Green London Assembly Member Sian Berry has written to Sadiq Khan about the redevelopment of the Elephant and Castle shopping centre and London College of Communication. She draws the Mayor's attention to serious failings in the developer's plan, including the lack of affordable housing, the loss of space for small businesses and the loss of affordable cultural and leisure space - and the serious implications for protected groups of each of these failings. These failings have been raised by local residents in campaigning and through the planning process.
I urge you to take over the application and act as the Local Planning Authority. There is a very strong case for considering this scheme as a strategic and important development with London-wide significance on a number of grounds.Read more
Southwark Green Party pay tribute to the many campaign groups and individuals who have managed to get important concessions in the Elephant & Castle development plan. Residents, traders, students, housing activists and support groups have worked tirelessly and deserve everyone’s thanks.
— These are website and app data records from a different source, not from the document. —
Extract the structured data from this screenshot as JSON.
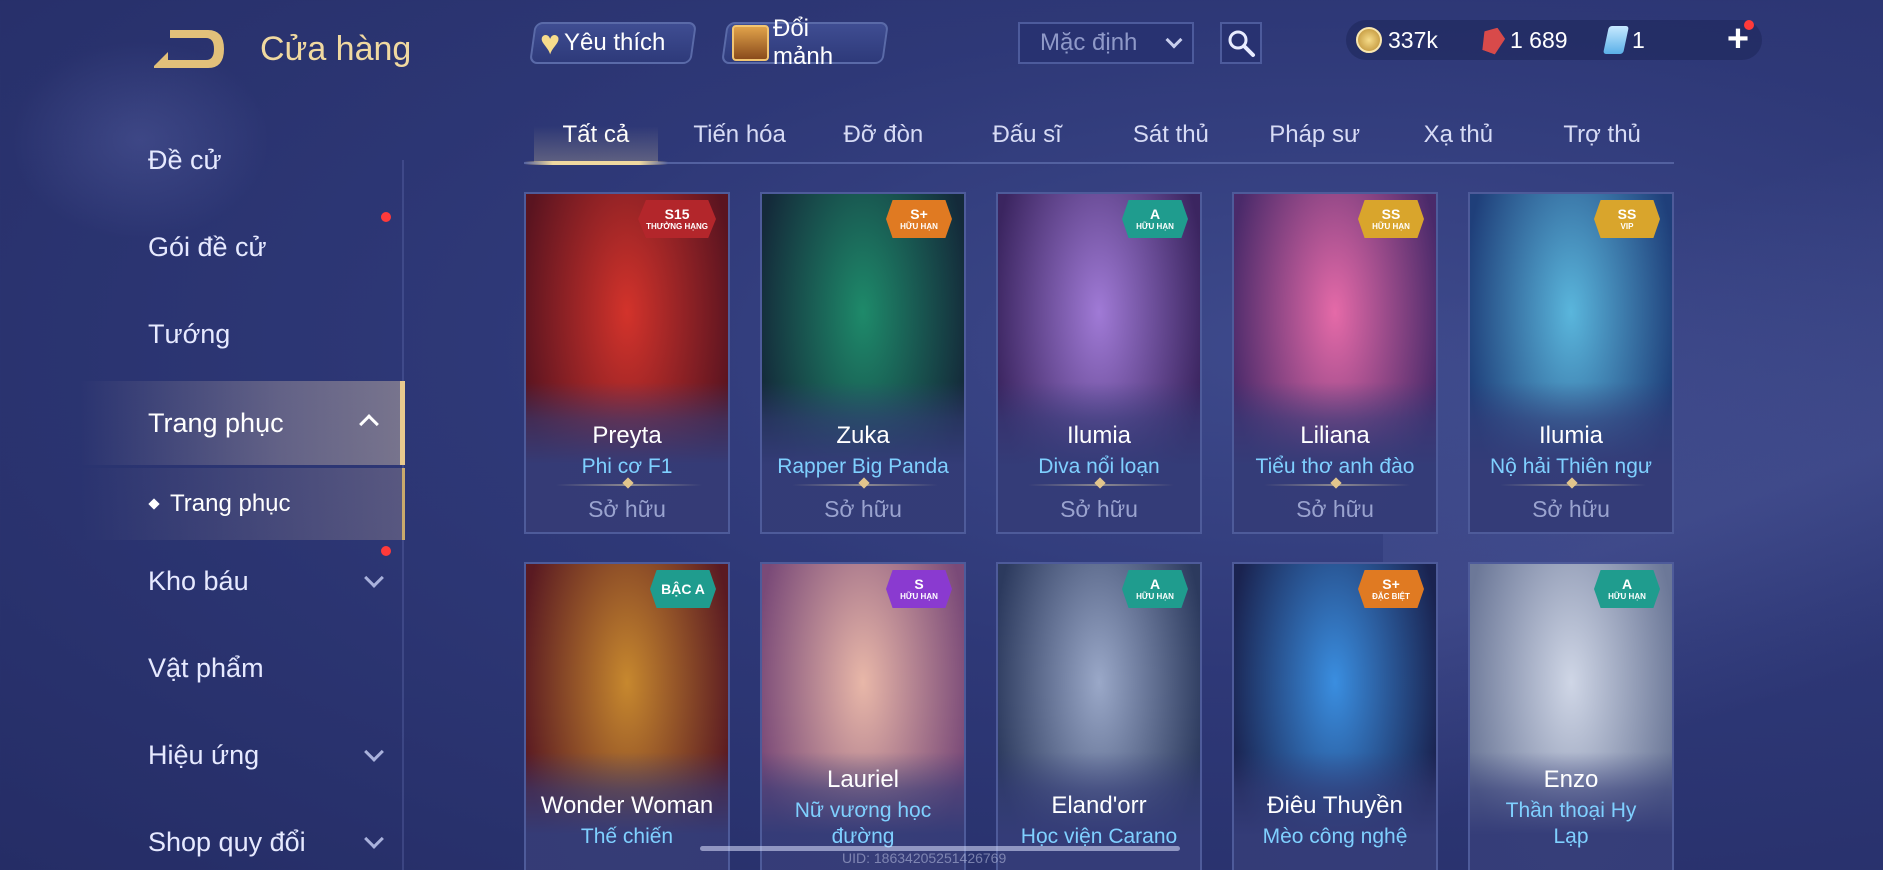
{
  "header": {
    "title": "Cửa hàng",
    "favorites_label": "Yêu thích",
    "exchange_label": "Đổi mảnh",
    "sort_value": "Mặc định"
  },
  "currency": {
    "gold": "337k",
    "gems": "1 689",
    "cards": "1"
  },
  "sidebar": {
    "items": [
      {
        "label": "Đề cử"
      },
      {
        "label": "Gói đề cử"
      },
      {
        "label": "Tướng"
      },
      {
        "label": "Trang phục"
      },
      {
        "label": "Kho báu"
      },
      {
        "label": "Vật phẩm"
      },
      {
        "label": "Hiệu ứng"
      },
      {
        "label": "Shop quy đổi"
      }
    ],
    "sub_label": "Trang phục"
  },
  "tabs": [
    "Tất cả",
    "Tiến hóa",
    "Đỡ đòn",
    "Đấu sĩ",
    "Sát thủ",
    "Pháp sư",
    "Xạ thủ",
    "Trợ thủ"
  ],
  "skins": [
    {
      "hero": "Preyta",
      "skin": "Phi cơ F1",
      "status": "Sở hữu",
      "badge": "S15",
      "badge_sub": "THƯỞNG HẠNG",
      "colors": [
        "#d3332b",
        "#5a1420"
      ]
    },
    {
      "hero": "Zuka",
      "skin": "Rapper Big Panda",
      "status": "Sở hữu",
      "badge": "S+",
      "badge_sub": "HỮU HẠN",
      "colors": [
        "#1e8a6a",
        "#142a3a"
      ]
    },
    {
      "hero": "Ilumia",
      "skin": "Diva nổi loạn",
      "status": "Sở hữu",
      "badge": "A",
      "badge_sub": "HỮU HẠN",
      "colors": [
        "#a07ad6",
        "#3b2560"
      ]
    },
    {
      "hero": "Liliana",
      "skin": "Tiểu thơ anh đào",
      "status": "Sở hữu",
      "badge": "SS",
      "badge_sub": "HỮU HẠN",
      "colors": [
        "#e56aa8",
        "#4a2a6a"
      ]
    },
    {
      "hero": "Ilumia",
      "skin": "Nộ hải Thiên ngư",
      "status": "Sở hữu",
      "badge": "SS",
      "badge_sub": "VIP",
      "colors": [
        "#5ab6dc",
        "#1f3f7a"
      ]
    },
    {
      "hero": "Wonder Woman",
      "skin": "Thế chiến",
      "status": "",
      "badge": "BẬC A",
      "badge_sub": "",
      "colors": [
        "#c7882e",
        "#5a1a22"
      ]
    },
    {
      "hero": "Lauriel",
      "skin": "Nữ vương học đường",
      "status": "",
      "badge": "S",
      "badge_sub": "HỮU HẠN",
      "colors": [
        "#e8b7a8",
        "#7a4a78"
      ]
    },
    {
      "hero": "Eland'orr",
      "skin": "Học viện Carano",
      "status": "",
      "badge": "A",
      "badge_sub": "HỮU HẠN",
      "colors": [
        "#9aa8c8",
        "#2c3a5e"
      ]
    },
    {
      "hero": "Điêu Thuyền",
      "skin": "Mèo công nghệ",
      "status": "",
      "badge": "S+",
      "badge_sub": "ĐẶC BIỆT",
      "colors": [
        "#3a8ee0",
        "#1a2350"
      ]
    },
    {
      "hero": "Enzo",
      "skin": "Thần thoại Hy Lạp",
      "status": "",
      "badge": "A",
      "badge_sub": "HỮU HẠN",
      "colors": [
        "#cfd6e6",
        "#6c7898"
      ]
    }
  ],
  "footer": {
    "uid_text": "UID: 18634205251426769"
  },
  "colors": {
    "accent_gold": "#f0d9a0",
    "skin_name_blue": "#7fd0ff",
    "notification_red": "#ff3a3a"
  }
}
However, the concessions did not include suitable protections for existing traders, nor is there enough truly affordable housing. As such, we were dismayed to see it voted through.
We firmly believe that those who voted in favour have not paid 'due regard' to the equality impact. The Latin American community, who have made the Elephant a vibrant, welcoming home, will be massively affected. Many small business owners fear they will never recover.
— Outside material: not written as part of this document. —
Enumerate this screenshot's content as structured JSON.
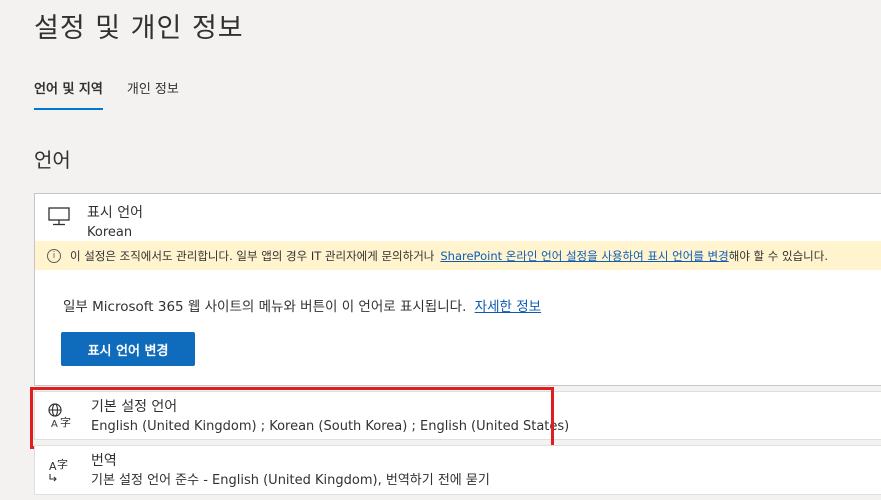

The loss of the Coronet, which brings huge diversity of music to the area, and the inadequate plans to temporarily rehome the bingo hall and bowling alley will contribute to the social cleansing of our BAME communities and loss of facilities for older people.Read more
Build more council housing - not unaffordable luxury flats
Temporary tenants need to be able to obtain secure tenancies rather than being shuffled about from one address to another, and so relieving Southwark Council from providing secure tenancies. Secure tenants need to be able to retain their secure tenancies, rather than losing them by being forced to change to a housing association lease.
Leaseholders demand like-for-like replacements for their flats, in the local area – so they can remain with their community, and have no increase in commute to work. They reject any invasion of their privacy with financial assessments, and financial restrictions like the £16k rule. They demand the right to transfer any mortgages at the same repayment level. They should be able to pass on their homes to their children, make alterations, and let out the property if they so wish.Read more
Left out in the cold by Southwark Council
Homes on the D’Eynsford Estate in Camberwell were left without any heating for days in freezing weather earlier this year. What really upset residents was that no one answered the emergency helpline at Southwark Council. One resident reported that it was only when they took to Twitter that they got a response from councillors - and then from Southwark Council. A heater was produced for them - but nothing for those who weren't so active on social media. The council demonstrated little care for the many elderly people living on the D'Eynsford on their own.
Reassurance, information about the repair schedule, and practical action like the loan of a portable heater is the minimum tenants should expect. The council’s communication with Southwark residents must improve.Read more
Why do councillors ignore residents' views?
Last year, Southwark Council ran a consultation on its proposed 'Southwark Spine' cycle route. Local people and road safety experts said the designs would make cycling more dangerous, especially around Bellenden Road. In fact, 63% of people who replied opposed it.
But just before the election was called, one of the Labour councillors for this area, Ian Wingfield, signed off the scheme.
Eleanor Margolies says: "This makes a mockery of the idea of consultation. The Southwark Spine was meant to make cycling safe for all ages, from 8-80. Hundreds of people took the time to write in with their concerns. I can’t believe Cllr Wingfield has ignored us all. I will listen to residents and fight for a better scheme that reduces motor traffic and is safer for everyone."